Acting on instructions from the Foreign Ministry in Jerusalem, the Israeli ambassador to the Netherlands, Harry Knei-Tal, met last week with the director-general of the Dutch Foreign Ministry and complained about the Dutch embassy's funding of Breaking the Silence.

The group said Sunday that the ministry and the establishment were conducting a "witch hunt...only a part of which was exposed in the Haaretz report," that it claimed was testimony to the "erosion of democratic culture in the State of Israel."

Breaking the Silence added: "The attempts to silence voices from Israeli civil society are dangerous. As opposed to reports, the IDF has never denied the [validity of the] testimonies and it and the foreign ministry's virulent reaction... only strengthens the position of the testifying soldiers, who are not willing to be exposed."

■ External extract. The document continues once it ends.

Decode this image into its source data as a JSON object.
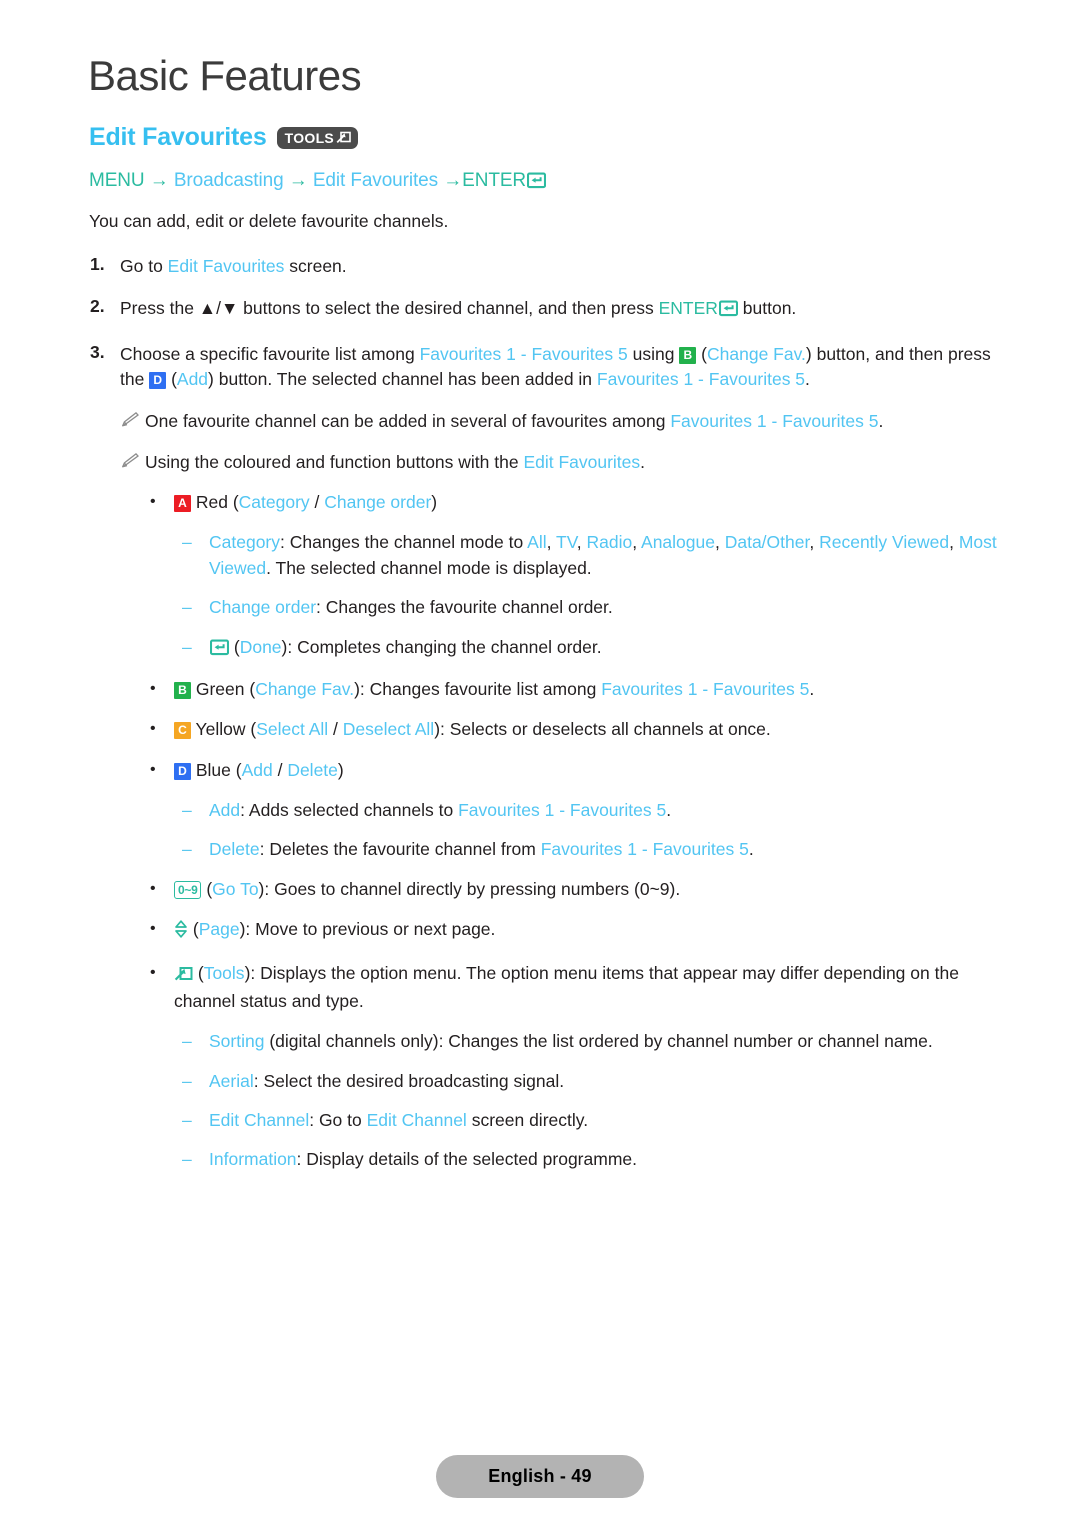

"It looks like the ministry draws ideas from shady regimes, in which those who point out internal failures are considered traitors."

In the meeting last week between Knei-Tal and the director-general of the Dutch Foreign Ministry, the Israeli ambassador suggested that the Netherlands' funding of the organization should be terminated, according to a source.

"The Dutch taxpayer's money could be better used to promote peace and human rights," the source quoted Knei-Tal as saying.

According to sources familiar with the situation, Dutch Foreign Minister Maxime Verhagen - considered one of Israel's staunchest supporters in the European Union - did not know that the embassy in Tel Aviv was funding Breaking the Silence. He learned about it after the organization's funding sources were published in an article in The Jerusalem Post.

Sources say Verhagen reproached senior figures in the Dutch Foreign Ministry upon learning this and gave instructions to launch an internal investigation on the matter. It showed that the embassy in Israel gave Breaking the Silence 19,995 euros to help put together its 2009 report, which discusses Operation Cast Lead and was released earlier this month. Had this figure been five euros higher, it would have required approval from The Hague.

The director-general of the Dutch Foreign Ministry told the Israeli ambassador that in light of the probe, funding for Breaking the Silence would be reevaluated because of the political sensitivities of the issues covered by the organization.

Breaking the Silence, which was founded by Israel Defense Forces veterans, has collected what it says are damning testimonies from soldiers who took part in the January offensive against Hamas in Gaza. The report contains almost 30 anonymous testimonies.

An Israeli diplomat said that in the meeting last week, Knei-Tal said Israel was a democratic country and that such funds should go to places without democracy. Breaking the Silence was a legal and legitimate organization, he said, according to sources, but its funding by the Dutch was unreasonable "in light of the political sensitivities."

According to a senior Israeli official: "A friendly government cannot fund opposition bodies. We are not a third world country."

The director-general of the Dutch Foreign Ministry said Spain had also funded Breaking the Silence. A diplomat in Jerusalem said Breaking the Silence had also been funded by the British government. Israel has not yet approached Spain or Britain on the matter.